Please keep in mind that mad geniuses as many programmers may be, few people tend to lump us programmers into the "high social skills" cliche. It's been a while since I worked with scientists but I seem to recall from my university days they can be somewhat socially lacking too. I remember this one physicist... Ahem... Uh, anyway, its probably best to just take the "water off a ducks back" approach - no one really means to insult - especially if you want any of us social deviants to actually help you.
It's been a while since I worked with scientists but I seem to recall from my university days they can be somewhat socially lacking too.
Could not agree more! At the end of the day we are all human.
Michael A. Cochran wrote:
it’s probably best to just take the "water off a ducks back" approach

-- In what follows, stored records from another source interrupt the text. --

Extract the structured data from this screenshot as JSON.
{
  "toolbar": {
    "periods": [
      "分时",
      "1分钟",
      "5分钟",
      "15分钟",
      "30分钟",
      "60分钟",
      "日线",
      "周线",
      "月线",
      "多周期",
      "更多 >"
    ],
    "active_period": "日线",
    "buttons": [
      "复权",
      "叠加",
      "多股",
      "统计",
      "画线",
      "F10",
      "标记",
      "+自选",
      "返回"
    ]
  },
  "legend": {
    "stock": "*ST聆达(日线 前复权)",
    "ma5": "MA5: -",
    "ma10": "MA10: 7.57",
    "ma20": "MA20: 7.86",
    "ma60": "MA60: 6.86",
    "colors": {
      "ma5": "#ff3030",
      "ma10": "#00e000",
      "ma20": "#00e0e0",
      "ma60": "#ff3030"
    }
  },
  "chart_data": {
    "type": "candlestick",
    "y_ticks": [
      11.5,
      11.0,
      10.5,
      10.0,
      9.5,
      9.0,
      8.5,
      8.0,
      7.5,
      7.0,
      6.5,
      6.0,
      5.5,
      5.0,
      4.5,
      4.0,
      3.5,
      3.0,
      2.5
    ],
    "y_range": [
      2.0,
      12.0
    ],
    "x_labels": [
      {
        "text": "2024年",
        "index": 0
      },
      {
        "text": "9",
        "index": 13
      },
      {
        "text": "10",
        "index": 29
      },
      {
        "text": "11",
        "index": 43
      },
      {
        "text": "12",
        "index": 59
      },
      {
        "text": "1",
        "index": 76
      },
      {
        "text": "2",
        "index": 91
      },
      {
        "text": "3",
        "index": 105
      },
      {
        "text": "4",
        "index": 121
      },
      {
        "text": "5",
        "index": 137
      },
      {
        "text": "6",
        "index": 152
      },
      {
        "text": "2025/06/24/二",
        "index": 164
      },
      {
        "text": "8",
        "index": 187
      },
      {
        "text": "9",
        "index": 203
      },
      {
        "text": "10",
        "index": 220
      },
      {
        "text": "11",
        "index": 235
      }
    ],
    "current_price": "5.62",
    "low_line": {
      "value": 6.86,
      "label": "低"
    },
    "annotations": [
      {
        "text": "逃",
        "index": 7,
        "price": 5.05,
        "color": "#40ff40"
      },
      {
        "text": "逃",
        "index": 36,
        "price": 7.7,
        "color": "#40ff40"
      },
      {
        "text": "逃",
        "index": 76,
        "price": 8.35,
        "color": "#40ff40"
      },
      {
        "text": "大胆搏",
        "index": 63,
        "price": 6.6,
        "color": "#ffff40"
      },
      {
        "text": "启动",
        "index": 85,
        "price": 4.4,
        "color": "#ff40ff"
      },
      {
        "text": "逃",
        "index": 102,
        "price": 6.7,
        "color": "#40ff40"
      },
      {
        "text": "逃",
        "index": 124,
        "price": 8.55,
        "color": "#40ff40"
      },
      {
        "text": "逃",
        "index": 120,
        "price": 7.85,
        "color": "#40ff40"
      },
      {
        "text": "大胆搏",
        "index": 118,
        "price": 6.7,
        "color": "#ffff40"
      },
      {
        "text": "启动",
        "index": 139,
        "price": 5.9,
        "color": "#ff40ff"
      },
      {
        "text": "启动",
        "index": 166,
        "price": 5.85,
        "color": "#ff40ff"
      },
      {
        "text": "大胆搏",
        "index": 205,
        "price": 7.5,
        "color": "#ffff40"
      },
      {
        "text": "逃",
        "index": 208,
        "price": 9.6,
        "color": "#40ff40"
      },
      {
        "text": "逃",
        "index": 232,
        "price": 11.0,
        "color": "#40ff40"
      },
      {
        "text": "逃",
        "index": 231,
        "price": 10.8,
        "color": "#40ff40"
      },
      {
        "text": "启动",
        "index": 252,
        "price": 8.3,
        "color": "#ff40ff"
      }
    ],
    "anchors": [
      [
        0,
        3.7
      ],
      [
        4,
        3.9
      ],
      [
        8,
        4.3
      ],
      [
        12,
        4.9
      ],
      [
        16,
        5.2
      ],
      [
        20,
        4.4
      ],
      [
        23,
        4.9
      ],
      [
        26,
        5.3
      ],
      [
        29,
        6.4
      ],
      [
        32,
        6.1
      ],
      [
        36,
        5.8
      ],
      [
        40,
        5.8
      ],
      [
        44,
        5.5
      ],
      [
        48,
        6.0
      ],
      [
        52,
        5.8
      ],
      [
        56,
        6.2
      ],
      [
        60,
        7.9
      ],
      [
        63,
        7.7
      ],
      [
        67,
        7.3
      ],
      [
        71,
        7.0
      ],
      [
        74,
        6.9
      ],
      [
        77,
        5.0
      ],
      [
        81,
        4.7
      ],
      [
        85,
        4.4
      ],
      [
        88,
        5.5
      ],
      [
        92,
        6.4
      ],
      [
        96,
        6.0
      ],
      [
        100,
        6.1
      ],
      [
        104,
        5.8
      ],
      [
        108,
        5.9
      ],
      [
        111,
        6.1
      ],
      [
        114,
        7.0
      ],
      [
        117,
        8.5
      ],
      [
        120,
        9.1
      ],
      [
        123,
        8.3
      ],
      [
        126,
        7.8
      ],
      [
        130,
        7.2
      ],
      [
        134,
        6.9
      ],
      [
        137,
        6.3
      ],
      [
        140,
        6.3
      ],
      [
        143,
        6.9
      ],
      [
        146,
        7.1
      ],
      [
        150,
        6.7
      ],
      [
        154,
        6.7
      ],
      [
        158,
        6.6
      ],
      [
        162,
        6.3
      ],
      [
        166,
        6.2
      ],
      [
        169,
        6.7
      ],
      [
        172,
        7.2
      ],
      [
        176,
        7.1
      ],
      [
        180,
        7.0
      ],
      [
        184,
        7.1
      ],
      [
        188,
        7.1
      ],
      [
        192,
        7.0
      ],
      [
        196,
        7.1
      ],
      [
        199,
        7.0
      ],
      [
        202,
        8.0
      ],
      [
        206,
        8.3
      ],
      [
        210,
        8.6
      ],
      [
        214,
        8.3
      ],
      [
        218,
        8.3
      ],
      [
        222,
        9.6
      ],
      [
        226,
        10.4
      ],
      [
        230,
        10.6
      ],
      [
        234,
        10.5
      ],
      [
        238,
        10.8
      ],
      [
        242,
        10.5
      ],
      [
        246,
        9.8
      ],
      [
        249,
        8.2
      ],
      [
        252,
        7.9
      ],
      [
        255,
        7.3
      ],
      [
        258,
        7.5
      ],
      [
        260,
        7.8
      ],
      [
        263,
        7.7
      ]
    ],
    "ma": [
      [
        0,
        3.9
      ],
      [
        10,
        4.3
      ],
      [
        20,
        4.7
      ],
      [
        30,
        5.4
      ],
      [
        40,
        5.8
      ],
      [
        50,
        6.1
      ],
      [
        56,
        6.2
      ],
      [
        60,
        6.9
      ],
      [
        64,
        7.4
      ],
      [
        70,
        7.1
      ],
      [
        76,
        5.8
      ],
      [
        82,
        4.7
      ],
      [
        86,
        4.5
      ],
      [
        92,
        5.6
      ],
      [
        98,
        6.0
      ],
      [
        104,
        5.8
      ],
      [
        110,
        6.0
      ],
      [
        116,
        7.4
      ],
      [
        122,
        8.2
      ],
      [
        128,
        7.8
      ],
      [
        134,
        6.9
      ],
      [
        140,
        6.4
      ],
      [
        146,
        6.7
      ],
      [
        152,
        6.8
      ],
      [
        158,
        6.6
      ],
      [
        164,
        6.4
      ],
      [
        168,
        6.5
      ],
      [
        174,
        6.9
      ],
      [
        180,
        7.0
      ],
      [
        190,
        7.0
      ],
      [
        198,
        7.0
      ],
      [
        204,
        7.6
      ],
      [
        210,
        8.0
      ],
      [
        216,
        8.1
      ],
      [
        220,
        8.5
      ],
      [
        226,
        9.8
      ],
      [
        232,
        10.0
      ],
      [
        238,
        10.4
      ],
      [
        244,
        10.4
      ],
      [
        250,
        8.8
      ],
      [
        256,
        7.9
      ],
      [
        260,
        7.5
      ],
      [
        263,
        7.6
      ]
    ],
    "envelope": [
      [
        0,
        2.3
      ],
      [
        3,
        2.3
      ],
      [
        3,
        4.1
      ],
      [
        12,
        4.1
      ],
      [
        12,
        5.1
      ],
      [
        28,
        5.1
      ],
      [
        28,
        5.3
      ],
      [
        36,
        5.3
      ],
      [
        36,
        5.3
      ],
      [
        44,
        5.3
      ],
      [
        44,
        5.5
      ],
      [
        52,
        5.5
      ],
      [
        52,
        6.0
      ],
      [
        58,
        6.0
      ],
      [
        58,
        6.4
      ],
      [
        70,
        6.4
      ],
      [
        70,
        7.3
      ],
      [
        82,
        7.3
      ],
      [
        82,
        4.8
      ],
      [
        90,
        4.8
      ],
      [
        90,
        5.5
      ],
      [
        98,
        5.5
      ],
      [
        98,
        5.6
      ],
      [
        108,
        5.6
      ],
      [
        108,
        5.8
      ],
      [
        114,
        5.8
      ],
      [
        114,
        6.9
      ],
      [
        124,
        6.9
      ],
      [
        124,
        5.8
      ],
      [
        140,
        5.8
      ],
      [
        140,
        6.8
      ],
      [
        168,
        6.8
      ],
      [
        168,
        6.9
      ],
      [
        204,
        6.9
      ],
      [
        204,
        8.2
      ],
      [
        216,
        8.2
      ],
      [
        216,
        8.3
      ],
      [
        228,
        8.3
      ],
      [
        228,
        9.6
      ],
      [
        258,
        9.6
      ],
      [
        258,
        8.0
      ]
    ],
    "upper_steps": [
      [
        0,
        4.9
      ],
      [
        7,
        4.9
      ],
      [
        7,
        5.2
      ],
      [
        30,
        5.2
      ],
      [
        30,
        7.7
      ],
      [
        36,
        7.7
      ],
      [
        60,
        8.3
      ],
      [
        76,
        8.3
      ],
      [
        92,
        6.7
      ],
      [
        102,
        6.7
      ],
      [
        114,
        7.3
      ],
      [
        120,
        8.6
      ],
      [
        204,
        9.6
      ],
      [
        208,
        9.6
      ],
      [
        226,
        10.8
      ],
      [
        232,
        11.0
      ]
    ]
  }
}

I normally do, however, being told by someone that I had never met or spoke to that I was not a scientist was what got to me. It was not just an insult and ignorant statement, but it was not even to do with programming and in my own opinion was a personal attack that was not called for.
Anyway, I have taken what I need from this post, got my code to work and moved on
Why didn't I think of that? Too much business programming, I guess. We don't use modulus in business programming much - at least I haven't had the need.
Correct, of course. Much more elegant.
If Stephen is still listening, in C# it becomes;
// To generate as random numbers as possible, this variable must only // be initialized once and then reused as much as possible.
Random rand = new Random();
///<summary>/// Generates a random number between 0 and 99995 that is always divisible by 5.
///</summary>///<returns>Returns a random integer up to 5 digits long that is evenly divisible by 5.</returns>privateint GetDivBy5()
// Get a random number between 0 and 99999. int divBy5 = rand.Next(0, 99999);
// Subtract the remainder of (n/5) to make n divisible by 5.return divBy5 - (divBy5 % 5);
privatevoid button1_Click(object sender, EventArgs e)
this.textBox1.Text = this.GetDivBy5().ToString("00000");
Do you mean that you want to build an application that conforms to a layered architecture (commonly known as an n-tier architecture)? If so, there are plenty of resources available on the web (or in books) to get you started. I would suggest that you should take a look at Rocky Lhotka's CSLA framework to get some idea as to what's involved in n-tier applications.
1. Learn the basics of C#
2. Learn the basics of requirements gathering
3. Learn the basics of design
4. Learn the basics of "web" servers including various protocol types.
5. Learn how to program 4 in C#.
6. Use 2 to create your requirements
7. Use 3 and 6 to design your system.
8. Use 1, 4 and 7 to create your system.
9. Unit test your system.